You should divide your total bankroll into fractions of 1%, 2% or 3% of the full amount and never wager more than few percent on a single bet. It doesn’t mean that you should wager the same amount on every bet though. You may wager a smaller amount on a bet at higher odds. Then wager a bigger amount of money when you’re betting on the favourite for example.
Another thing that many punters tend to neglect, especially those that attend the Cheltenham Festival, is that betting while under the influence of alcohol is never a good idea. And since a lot of alcohol is consumed at the Festival many punters make irrational decisions and often start betting compulsively. If you plan on drinking, it is perhaps best to place all your wagers for that day while you’re still sober.
Cheltenham Betting Bonuses
Many operators offer special betting promotions and bonuses for the Cheltenham Festival, especially for online betting. Some of these can be quite lucrative. The first rule that you should follow on the matter is that it is wise to claim a bonus only if it applies to the bet that you were considering placing anyways. Do not place a wager just because there is a bonus offered on it.
A bonus offer can apply on all the Cheltenham betting races. For example punters might be offered a specific bonus for any wager of a certain amount, like a £3 bonus for every £15 wager. This is bonus that you should claim, especially if the bonus terms and conditions are favourable.
The money-back bonus is another popular promotion. Some operators will give you your money back for every bet where you’ve backed a horse to win and in the end it finished second. Another example of a money-back bonus is the one where punters get their money back if the selected horse in a fence race hits the very first fence and loses as a result of that.

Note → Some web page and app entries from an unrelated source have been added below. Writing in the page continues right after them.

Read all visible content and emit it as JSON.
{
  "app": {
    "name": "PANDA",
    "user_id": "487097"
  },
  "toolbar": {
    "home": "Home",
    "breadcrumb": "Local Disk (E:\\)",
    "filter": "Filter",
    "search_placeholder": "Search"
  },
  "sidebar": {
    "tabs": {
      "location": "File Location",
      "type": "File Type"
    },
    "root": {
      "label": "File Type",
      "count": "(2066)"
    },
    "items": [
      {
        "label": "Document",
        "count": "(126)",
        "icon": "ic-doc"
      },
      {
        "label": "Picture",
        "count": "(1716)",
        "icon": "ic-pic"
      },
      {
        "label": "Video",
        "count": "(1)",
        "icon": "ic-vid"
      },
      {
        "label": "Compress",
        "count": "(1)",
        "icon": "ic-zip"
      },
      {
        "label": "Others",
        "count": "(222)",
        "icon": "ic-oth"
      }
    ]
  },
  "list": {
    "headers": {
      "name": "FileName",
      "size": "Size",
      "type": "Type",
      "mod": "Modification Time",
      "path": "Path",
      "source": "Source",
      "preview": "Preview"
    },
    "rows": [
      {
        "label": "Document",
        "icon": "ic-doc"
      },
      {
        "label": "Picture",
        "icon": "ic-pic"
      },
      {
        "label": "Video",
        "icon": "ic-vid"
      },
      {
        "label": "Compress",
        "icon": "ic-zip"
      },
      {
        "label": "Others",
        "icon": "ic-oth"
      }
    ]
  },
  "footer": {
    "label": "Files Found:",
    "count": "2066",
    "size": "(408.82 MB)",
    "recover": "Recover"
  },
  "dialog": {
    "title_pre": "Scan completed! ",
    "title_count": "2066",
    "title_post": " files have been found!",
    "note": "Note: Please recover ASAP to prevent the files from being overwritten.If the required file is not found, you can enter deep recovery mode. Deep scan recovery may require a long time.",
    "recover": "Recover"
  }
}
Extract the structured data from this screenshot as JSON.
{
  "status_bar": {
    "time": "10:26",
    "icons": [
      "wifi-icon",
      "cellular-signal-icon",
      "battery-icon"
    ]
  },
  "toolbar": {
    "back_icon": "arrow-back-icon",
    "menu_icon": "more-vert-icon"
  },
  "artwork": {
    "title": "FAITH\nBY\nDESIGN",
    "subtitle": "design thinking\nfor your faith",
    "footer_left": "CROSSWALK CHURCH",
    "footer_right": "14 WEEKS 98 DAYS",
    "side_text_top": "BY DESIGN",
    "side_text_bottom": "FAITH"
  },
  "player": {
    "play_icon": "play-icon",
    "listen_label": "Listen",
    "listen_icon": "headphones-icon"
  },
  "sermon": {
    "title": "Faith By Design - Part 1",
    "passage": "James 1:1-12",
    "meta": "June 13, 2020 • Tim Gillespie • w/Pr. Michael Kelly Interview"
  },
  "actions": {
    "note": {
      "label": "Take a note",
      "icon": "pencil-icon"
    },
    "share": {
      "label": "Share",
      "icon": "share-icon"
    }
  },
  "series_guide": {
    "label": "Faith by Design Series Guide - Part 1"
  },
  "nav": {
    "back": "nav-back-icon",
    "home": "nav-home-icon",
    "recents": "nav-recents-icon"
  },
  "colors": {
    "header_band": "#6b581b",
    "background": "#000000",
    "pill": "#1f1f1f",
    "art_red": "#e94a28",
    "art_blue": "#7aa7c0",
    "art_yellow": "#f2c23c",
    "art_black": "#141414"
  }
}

Bookmakers offer enhanced odds on certain selections. If you claim such a bonus you will be paid out the regular winning amount in cash. The remaining amount (the difference between the regular odds and the enhanced odds) is paid out as free bets.